◆ TRY IT:
Set down the records again, keeping each line exactly as it is.

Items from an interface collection
· · · · ·
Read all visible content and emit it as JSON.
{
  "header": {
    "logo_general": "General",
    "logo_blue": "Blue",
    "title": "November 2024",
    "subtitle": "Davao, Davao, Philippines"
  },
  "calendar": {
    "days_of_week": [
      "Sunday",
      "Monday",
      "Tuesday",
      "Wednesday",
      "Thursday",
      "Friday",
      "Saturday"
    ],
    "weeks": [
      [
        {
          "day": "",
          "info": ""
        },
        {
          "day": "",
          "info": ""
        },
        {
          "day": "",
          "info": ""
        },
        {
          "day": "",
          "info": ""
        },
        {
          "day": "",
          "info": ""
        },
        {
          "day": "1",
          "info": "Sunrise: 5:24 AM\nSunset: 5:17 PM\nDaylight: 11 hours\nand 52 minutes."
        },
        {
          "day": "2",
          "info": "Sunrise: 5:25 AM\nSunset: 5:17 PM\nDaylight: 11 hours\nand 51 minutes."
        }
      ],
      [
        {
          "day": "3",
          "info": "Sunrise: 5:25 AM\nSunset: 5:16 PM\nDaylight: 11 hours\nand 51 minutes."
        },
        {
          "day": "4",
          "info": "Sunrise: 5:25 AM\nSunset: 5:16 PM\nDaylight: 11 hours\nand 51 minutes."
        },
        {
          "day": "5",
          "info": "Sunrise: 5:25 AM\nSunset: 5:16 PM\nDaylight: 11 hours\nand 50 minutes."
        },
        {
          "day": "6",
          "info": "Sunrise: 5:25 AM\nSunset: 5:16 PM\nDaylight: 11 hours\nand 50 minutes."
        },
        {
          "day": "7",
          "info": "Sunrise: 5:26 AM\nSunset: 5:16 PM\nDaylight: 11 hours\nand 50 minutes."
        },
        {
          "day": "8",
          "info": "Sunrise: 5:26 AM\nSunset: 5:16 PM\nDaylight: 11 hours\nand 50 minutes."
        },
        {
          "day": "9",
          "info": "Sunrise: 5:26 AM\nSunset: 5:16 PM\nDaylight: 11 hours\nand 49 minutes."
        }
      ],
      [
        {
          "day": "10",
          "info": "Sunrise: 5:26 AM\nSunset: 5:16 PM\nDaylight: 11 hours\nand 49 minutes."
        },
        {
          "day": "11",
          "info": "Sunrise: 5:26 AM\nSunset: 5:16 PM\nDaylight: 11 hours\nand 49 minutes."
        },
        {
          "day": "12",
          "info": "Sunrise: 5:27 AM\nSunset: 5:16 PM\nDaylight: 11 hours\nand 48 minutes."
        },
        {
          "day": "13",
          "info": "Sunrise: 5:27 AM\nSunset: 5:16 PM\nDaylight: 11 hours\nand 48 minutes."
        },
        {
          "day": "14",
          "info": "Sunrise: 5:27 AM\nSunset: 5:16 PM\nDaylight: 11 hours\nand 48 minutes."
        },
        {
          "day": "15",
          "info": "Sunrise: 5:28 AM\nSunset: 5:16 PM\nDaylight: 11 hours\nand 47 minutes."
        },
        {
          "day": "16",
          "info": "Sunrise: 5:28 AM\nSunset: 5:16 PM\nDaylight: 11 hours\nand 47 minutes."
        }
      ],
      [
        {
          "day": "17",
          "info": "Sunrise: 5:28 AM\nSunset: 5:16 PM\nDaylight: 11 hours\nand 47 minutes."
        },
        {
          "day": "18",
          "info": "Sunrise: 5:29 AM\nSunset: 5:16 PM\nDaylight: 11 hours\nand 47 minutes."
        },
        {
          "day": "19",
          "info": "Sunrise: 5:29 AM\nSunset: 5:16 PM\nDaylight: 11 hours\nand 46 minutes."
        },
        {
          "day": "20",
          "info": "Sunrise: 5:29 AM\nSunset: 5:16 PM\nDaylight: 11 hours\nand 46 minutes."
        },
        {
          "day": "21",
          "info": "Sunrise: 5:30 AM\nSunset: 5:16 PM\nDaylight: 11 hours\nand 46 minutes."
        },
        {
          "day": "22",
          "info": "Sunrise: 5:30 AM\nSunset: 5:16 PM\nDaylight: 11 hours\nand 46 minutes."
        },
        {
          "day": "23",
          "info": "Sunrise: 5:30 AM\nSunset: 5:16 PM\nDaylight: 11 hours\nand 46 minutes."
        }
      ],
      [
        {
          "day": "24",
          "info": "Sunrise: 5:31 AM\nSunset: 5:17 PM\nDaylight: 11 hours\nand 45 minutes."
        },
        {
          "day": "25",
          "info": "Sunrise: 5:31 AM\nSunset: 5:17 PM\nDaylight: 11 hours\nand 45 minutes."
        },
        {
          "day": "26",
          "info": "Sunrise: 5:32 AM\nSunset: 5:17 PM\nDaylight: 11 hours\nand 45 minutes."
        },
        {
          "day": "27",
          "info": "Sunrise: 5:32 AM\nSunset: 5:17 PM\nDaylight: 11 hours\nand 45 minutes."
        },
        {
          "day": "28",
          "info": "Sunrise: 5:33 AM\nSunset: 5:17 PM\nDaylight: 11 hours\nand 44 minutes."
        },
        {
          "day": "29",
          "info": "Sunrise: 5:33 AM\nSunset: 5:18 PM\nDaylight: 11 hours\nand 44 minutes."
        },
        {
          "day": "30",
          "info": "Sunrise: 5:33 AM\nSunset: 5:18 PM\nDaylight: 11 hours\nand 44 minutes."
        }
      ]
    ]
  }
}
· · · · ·
◆ ANSWER AREA:
Read all visible content and emit it as JSON.
{
  "header": {
    "logo_general": "General",
    "logo_blue": "Blue",
    "title": "November 2024",
    "subtitle": "Davao, Davao, Philippines"
  },
  "calendar": {
    "days_of_week": [
      "Sunday",
      "Monday",
      "Tuesday",
      "Wednesday",
      "Thursday",
      "Friday",
      "Saturday"
    ],
    "weeks": [
      [
        {
          "day": "",
          "info": ""
        },
        {
          "day": "",
          "info": ""
        },
        {
          "day": "",
          "info": ""
        },
        {
          "day": "",
          "info": ""
        },
        {
          "day": "",
          "info": ""
        },
        {
          "day": "1",
          "info": "Sunrise: 5:24 AM\nSunset: 5:17 PM\nDaylight: 11 hours\nand 52 minutes."
        },
        {
          "day": "2",
          "info": "Sunrise: 5:25 AM\nSunset: 5:17 PM\nDaylight: 11 hours\nand 51 minutes."
        }
      ],
      [
        {
          "day": "3",
          "info": "Sunrise: 5:25 AM\nSunset: 5:16 PM\nDaylight: 11 hours\nand 51 minutes."
        },
        {
          "day": "4",
          "info": "Sunrise: 5:25 AM\nSunset: 5:16 PM\nDaylight: 11 hours\nand 51 minutes."
        },
        {
          "day": "5",
          "info": "Sunrise: 5:25 AM\nSunset: 5:16 PM\nDaylight: 11 hours\nand 50 minutes."
        },
        {
          "day": "6",
          "info": "Sunrise: 5:25 AM\nSunset: 5:16 PM\nDaylight: 11 hours\nand 50 minutes."
        },
        {
          "day": "7",
          "info": "Sunrise: 5:26 AM\nSunset: 5:16 PM\nDaylight: 11 hours\nand 50 minutes."
        },
        {
          "day": "8",
          "info": "Sunrise: 5:26 AM\nSunset: 5:16 PM\nDaylight: 11 hours\nand 50 minutes."
        },
        {
          "day": "9",
          "info": "Sunrise: 5:26 AM\nSunset: 5:16 PM\nDaylight: 11 hours\nand 49 minutes."
        }
      ],
      [
        {
          "day": "10",
          "info": "Sunrise: 5:26 AM\nSunset: 5:16 PM\nDaylight: 11 hours\nand 49 minutes."
        },
        {
          "day": "11",
          "info": "Sunrise: 5:26 AM\nSunset: 5:16 PM\nDaylight: 11 hours\nand 49 minutes."
        },
        {
          "day": "12",
          "info": "Sunrise: 5:27 AM\nSunset: 5:16 PM\nDaylight: 11 hours\nand 48 minutes."
        },
        {
          "day": "13",
          "info": "Sunrise: 5:27 AM\nSunset: 5:16 PM\nDaylight: 11 hours\nand 48 minutes."
        },
        {
          "day": "14",
          "info": "Sunrise: 5:27 AM\nSunset: 5:16 PM\nDaylight: 11 hours\nand 48 minutes."
        },
        {
          "day": "15",
          "info": "Sunrise: 5:28 AM\nSunset: 5:16 PM\nDaylight: 11 hours\nand 47 minutes."
        },
        {
          "day": "16",
          "info": "Sunrise: 5:28 AM\nSunset: 5:16 PM\nDaylight: 11 hours\nand 47 minutes."
        }
      ],
      [
        {
          "day": "17",
          "info": "Sunrise: 5:28 AM\nSunset: 5:16 PM\nDaylight: 11 hours\nand 47 minutes."
        },
        {
          "day": "18",
          "info": "Sunrise: 5:29 AM\nSunset: 5:16 PM\nDaylight: 11 hours\nand 47 minutes."
        },
        {
          "day": "19",
          "info": "Sunrise: 5:29 AM\nSunset: 5:16 PM\nDaylight: 11 hours\nand 46 minutes."
        },
        {
          "day": "20",
          "info": "Sunrise: 5:29 AM\nSunset: 5:16 PM\nDaylight: 11 hours\nand 46 minutes."
        },
        {
          "day": "21",
          "info": "Sunrise: 5:30 AM\nSunset: 5:16 PM\nDaylight: 11 hours\nand 46 minutes."
        },
        {
          "day": "22",
          "info": "Sunrise: 5:30 AM\nSunset: 5:16 PM\nDaylight: 11 hours\nand 46 minutes."
        },
        {
          "day": "23",
          "info": "Sunrise: 5:30 AM\nSunset: 5:16 PM\nDaylight: 11 hours\nand 46 minutes."
        }
      ],
      [
        {
          "day": "24",
          "info": "Sunrise: 5:31 AM\nSunset: 5:17 PM\nDaylight: 11 hours\nand 45 minutes."
        },
        {
          "day": "25",
          "info": "Sunrise: 5:31 AM\nSunset: 5:17 PM\nDaylight: 11 hours\nand 45 minutes."
        },
        {
          "day": "26",
          "info": "Sunrise: 5:32 AM\nSunset: 5:17 PM\nDaylight: 11 hours\nand 45 minutes."
        },
        {
          "day": "27",
          "info": "Sunrise: 5:32 AM\nSunset: 5:17 PM\nDaylight: 11 hours\nand 45 minutes."
        },
        {
          "day": "28",
          "info": "Sunrise: 5:33 AM\nSunset: 5:17 PM\nDaylight: 11 hours\nand 44 minutes."
        },
        {
          "day": "29",
          "info": "Sunrise: 5:33 AM\nSunset: 5:18 PM\nDaylight: 11 hours\nand 44 minutes."
        },
        {
          "day": "30",
          "info": "Sunrise: 5:33 AM\nSunset: 5:18 PM\nDaylight: 11 hours\nand 44 minutes."
        }
      ]
    ]
  }
}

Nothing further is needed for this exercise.